Dataset:

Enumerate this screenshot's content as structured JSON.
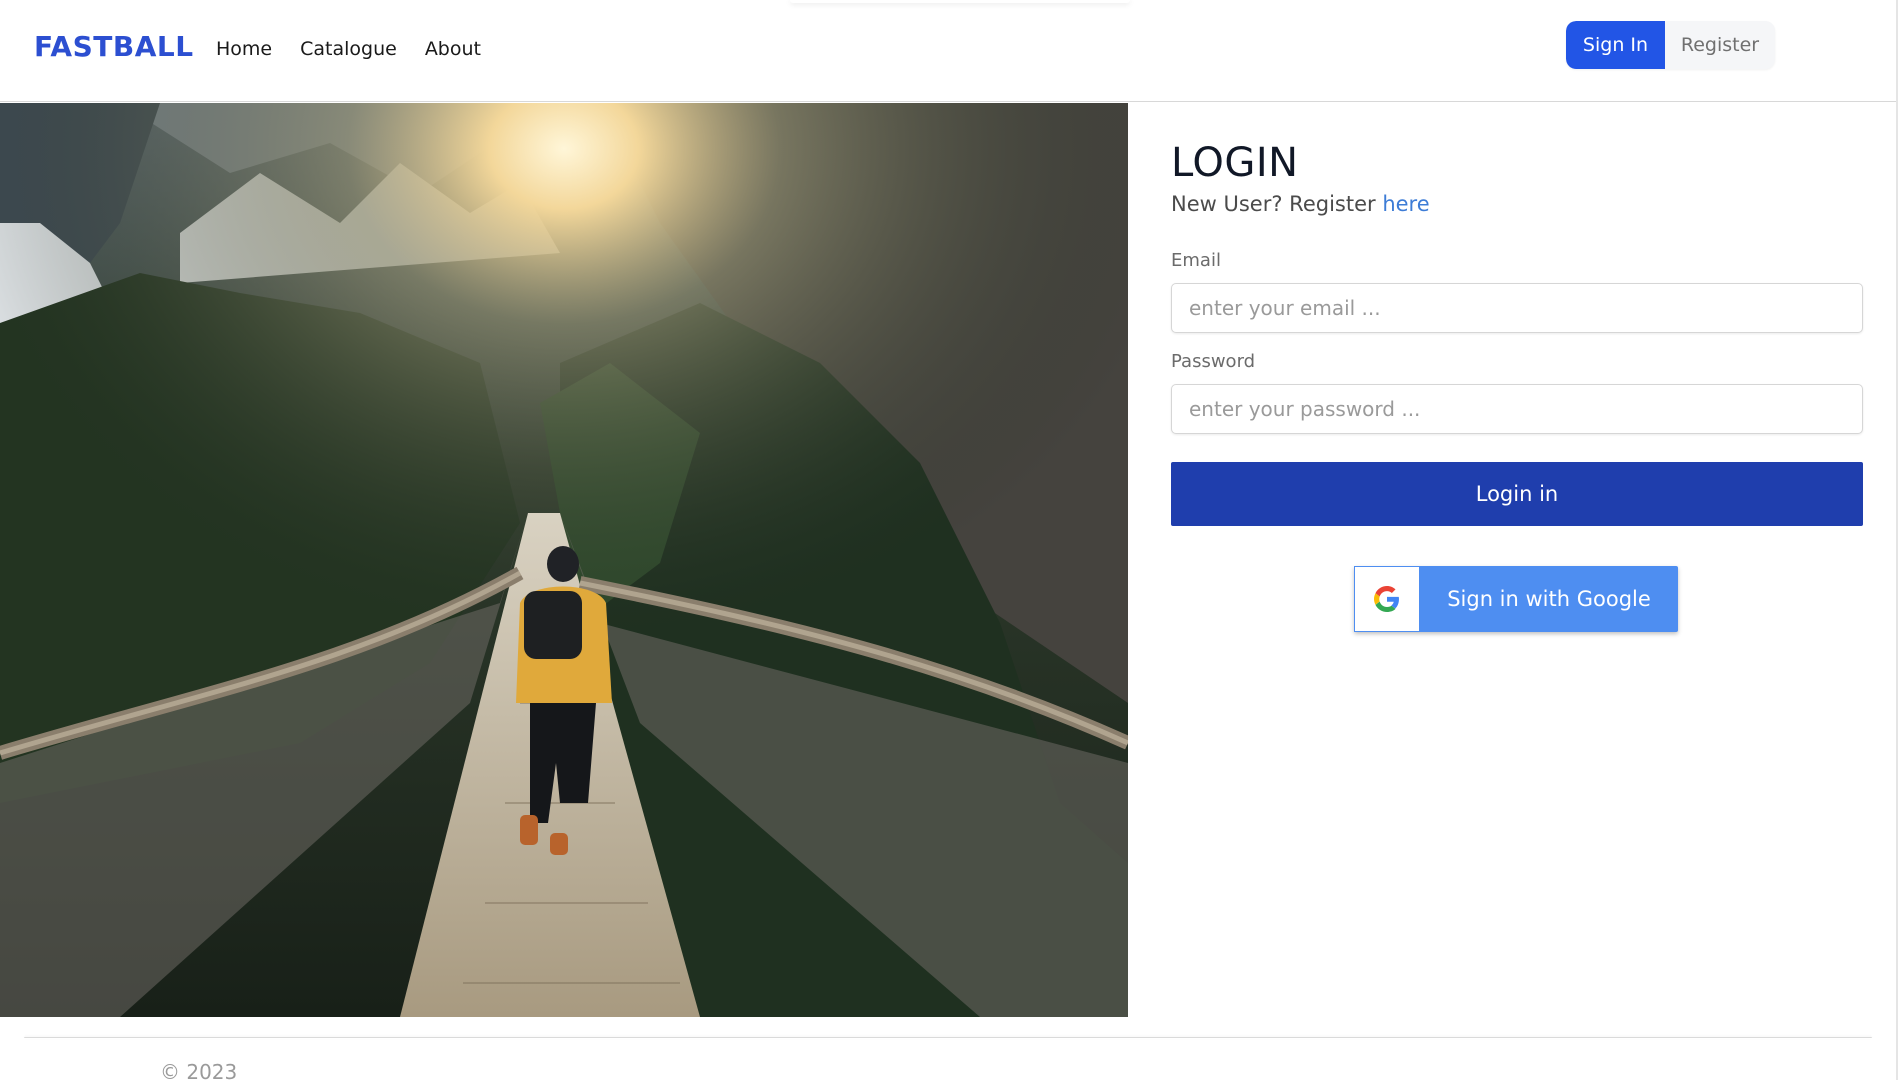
{
  "brand": {
    "name": "FASTBALL"
  },
  "nav": {
    "items": [
      {
        "label": "Home"
      },
      {
        "label": "Catalogue"
      },
      {
        "label": "About"
      }
    ]
  },
  "auth": {
    "signin_label": "Sign In",
    "register_label": "Register"
  },
  "login": {
    "title": "LOGIN",
    "subtitle_prefix": "New User? Register ",
    "subtitle_link": "here",
    "email_label": "Email",
    "email_placeholder": "enter your email ...",
    "password_label": "Password",
    "password_placeholder": "enter your password ...",
    "submit_label": "Login in",
    "google_label": "Sign in with Google"
  },
  "footer": {
    "copyright": "© 2023"
  },
  "colors": {
    "primary": "#2255e6",
    "login_button": "#1f3ead",
    "google_button": "#4e8ef1",
    "link": "#3d7cd6"
  }
}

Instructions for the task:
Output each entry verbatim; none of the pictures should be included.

Solution to the exercise:
Enumerate this screenshot's content as structured JSON.
{
  "brand": {
    "name": "FASTBALL"
  },
  "nav": {
    "items": [
      {
        "label": "Home"
      },
      {
        "label": "Catalogue"
      },
      {
        "label": "About"
      }
    ]
  },
  "auth": {
    "signin_label": "Sign In",
    "register_label": "Register"
  },
  "login": {
    "title": "LOGIN",
    "subtitle_prefix": "New User? Register ",
    "subtitle_link": "here",
    "email_label": "Email",
    "email_placeholder": "enter your email ...",
    "password_label": "Password",
    "password_placeholder": "enter your password ...",
    "submit_label": "Login in",
    "google_label": "Sign in with Google"
  },
  "footer": {
    "copyright": "© 2023"
  },
  "colors": {
    "primary": "#2255e6",
    "login_button": "#1f3ead",
    "google_button": "#4e8ef1",
    "link": "#3d7cd6"
  }
}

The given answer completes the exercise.